------ INFORMATION PROVIDED

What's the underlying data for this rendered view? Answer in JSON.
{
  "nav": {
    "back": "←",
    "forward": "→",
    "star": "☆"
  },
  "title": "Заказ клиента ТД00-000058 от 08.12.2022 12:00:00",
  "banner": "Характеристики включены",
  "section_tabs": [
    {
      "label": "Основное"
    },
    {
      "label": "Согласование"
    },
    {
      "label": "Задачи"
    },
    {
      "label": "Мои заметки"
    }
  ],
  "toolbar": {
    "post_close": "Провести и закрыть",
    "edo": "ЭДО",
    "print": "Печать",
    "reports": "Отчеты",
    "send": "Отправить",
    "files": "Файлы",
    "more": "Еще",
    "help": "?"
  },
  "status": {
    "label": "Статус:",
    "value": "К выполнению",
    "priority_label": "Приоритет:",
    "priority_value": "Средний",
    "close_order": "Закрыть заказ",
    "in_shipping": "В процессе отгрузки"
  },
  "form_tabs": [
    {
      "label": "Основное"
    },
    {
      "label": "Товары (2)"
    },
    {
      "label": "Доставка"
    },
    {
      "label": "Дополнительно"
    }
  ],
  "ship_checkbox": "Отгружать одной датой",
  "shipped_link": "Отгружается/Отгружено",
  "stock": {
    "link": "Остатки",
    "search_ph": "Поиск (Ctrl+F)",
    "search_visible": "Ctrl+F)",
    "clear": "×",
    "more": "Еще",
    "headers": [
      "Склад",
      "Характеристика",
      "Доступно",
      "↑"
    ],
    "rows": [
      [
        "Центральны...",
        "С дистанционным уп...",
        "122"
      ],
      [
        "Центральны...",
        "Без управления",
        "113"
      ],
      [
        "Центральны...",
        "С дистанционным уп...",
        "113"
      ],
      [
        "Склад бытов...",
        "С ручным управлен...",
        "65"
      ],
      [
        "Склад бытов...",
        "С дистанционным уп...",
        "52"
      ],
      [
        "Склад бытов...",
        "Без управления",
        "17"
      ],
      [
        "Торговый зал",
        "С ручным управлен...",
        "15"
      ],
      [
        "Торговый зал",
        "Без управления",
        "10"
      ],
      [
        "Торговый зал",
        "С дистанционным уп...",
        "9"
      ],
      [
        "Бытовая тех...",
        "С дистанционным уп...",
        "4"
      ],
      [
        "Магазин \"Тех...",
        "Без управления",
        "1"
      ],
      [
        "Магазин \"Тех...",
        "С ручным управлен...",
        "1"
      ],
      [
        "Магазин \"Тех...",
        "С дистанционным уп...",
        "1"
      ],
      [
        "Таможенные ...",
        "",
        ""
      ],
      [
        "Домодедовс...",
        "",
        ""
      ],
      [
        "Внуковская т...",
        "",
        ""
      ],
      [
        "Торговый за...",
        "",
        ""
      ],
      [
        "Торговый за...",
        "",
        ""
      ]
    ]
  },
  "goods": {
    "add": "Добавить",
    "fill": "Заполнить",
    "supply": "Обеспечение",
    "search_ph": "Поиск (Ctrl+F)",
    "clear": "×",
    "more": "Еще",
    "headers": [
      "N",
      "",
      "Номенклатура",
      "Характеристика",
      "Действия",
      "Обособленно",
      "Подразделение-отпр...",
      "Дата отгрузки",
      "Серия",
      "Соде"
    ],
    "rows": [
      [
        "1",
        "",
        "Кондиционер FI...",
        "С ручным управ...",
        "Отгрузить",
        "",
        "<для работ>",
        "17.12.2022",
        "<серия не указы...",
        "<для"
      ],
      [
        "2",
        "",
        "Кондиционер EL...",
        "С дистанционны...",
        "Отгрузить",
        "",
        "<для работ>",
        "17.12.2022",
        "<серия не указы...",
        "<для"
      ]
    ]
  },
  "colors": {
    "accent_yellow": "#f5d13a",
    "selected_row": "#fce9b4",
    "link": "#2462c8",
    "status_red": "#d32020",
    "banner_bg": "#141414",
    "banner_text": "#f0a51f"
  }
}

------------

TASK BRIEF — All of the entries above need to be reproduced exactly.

SOLUTION FOR THIS PROBLEM —
What's the underlying data for this rendered view? Answer in JSON.
{
  "nav": {
    "back": "←",
    "forward": "→",
    "star": "☆"
  },
  "title": "Заказ клиента ТД00-000058 от 08.12.2022 12:00:00",
  "banner": "Характеристики включены",
  "section_tabs": [
    {
      "label": "Основное"
    },
    {
      "label": "Согласование"
    },
    {
      "label": "Задачи"
    },
    {
      "label": "Мои заметки"
    }
  ],
  "toolbar": {
    "post_close": "Провести и закрыть",
    "edo": "ЭДО",
    "print": "Печать",
    "reports": "Отчеты",
    "send": "Отправить",
    "files": "Файлы",
    "more": "Еще",
    "help": "?"
  },
  "status": {
    "label": "Статус:",
    "value": "К выполнению",
    "priority_label": "Приоритет:",
    "priority_value": "Средний",
    "close_order": "Закрыть заказ",
    "in_shipping": "В процессе отгрузки"
  },
  "form_tabs": [
    {
      "label": "Основное"
    },
    {
      "label": "Товары (2)"
    },
    {
      "label": "Доставка"
    },
    {
      "label": "Дополнительно"
    }
  ],
  "ship_checkbox": "Отгружать одной датой",
  "shipped_link": "Отгружается/Отгружено",
  "stock": {
    "link": "Остатки",
    "search_ph": "Поиск (Ctrl+F)",
    "search_visible": "Ctrl+F)",
    "clear": "×",
    "more": "Еще",
    "headers": [
      "Склад",
      "Характеристика",
      "Доступно",
      "↑"
    ],
    "rows": [
      [
        "Центральны...",
        "С дистанционным уп...",
        "122"
      ],
      [
        "Центральны...",
        "Без управления",
        "113"
      ],
      [
        "Центральны...",
        "С дистанционным уп...",
        "113"
      ],
      [
        "Склад бытов...",
        "С ручным управлен...",
        "65"
      ],
      [
        "Склад бытов...",
        "С дистанционным уп...",
        "52"
      ],
      [
        "Склад бытов...",
        "Без управления",
        "17"
      ],
      [
        "Торговый зал",
        "С ручным управлен...",
        "15"
      ],
      [
        "Торговый зал",
        "Без управления",
        "10"
      ],
      [
        "Торговый зал",
        "С дистанционным уп...",
        "9"
      ],
      [
        "Бытовая тех...",
        "С дистанционным уп...",
        "4"
      ],
      [
        "Магазин \"Тех...",
        "Без управления",
        "1"
      ],
      [
        "Магазин \"Тех...",
        "С ручным управлен...",
        "1"
      ],
      [
        "Магазин \"Тех...",
        "С дистанционным уп...",
        "1"
      ],
      [
        "Таможенные ...",
        "",
        ""
      ],
      [
        "Домодедовс...",
        "",
        ""
      ],
      [
        "Внуковская т...",
        "",
        ""
      ],
      [
        "Торговый за...",
        "",
        ""
      ],
      [
        "Торговый за...",
        "",
        ""
      ]
    ]
  },
  "goods": {
    "add": "Добавить",
    "fill": "Заполнить",
    "supply": "Обеспечение",
    "search_ph": "Поиск (Ctrl+F)",
    "clear": "×",
    "more": "Еще",
    "headers": [
      "N",
      "",
      "Номенклатура",
      "Характеристика",
      "Действия",
      "Обособленно",
      "Подразделение-отпр...",
      "Дата отгрузки",
      "Серия",
      "Соде"
    ],
    "rows": [
      [
        "1",
        "",
        "Кондиционер FI...",
        "С ручным управ...",
        "Отгрузить",
        "",
        "<для работ>",
        "17.12.2022",
        "<серия не указы...",
        "<для"
      ],
      [
        "2",
        "",
        "Кондиционер EL...",
        "С дистанционны...",
        "Отгрузить",
        "",
        "<для работ>",
        "17.12.2022",
        "<серия не указы...",
        "<для"
      ]
    ]
  },
  "colors": {
    "accent_yellow": "#f5d13a",
    "selected_row": "#fce9b4",
    "link": "#2462c8",
    "status_red": "#d32020",
    "banner_bg": "#141414",
    "banner_text": "#f0a51f"
  }
}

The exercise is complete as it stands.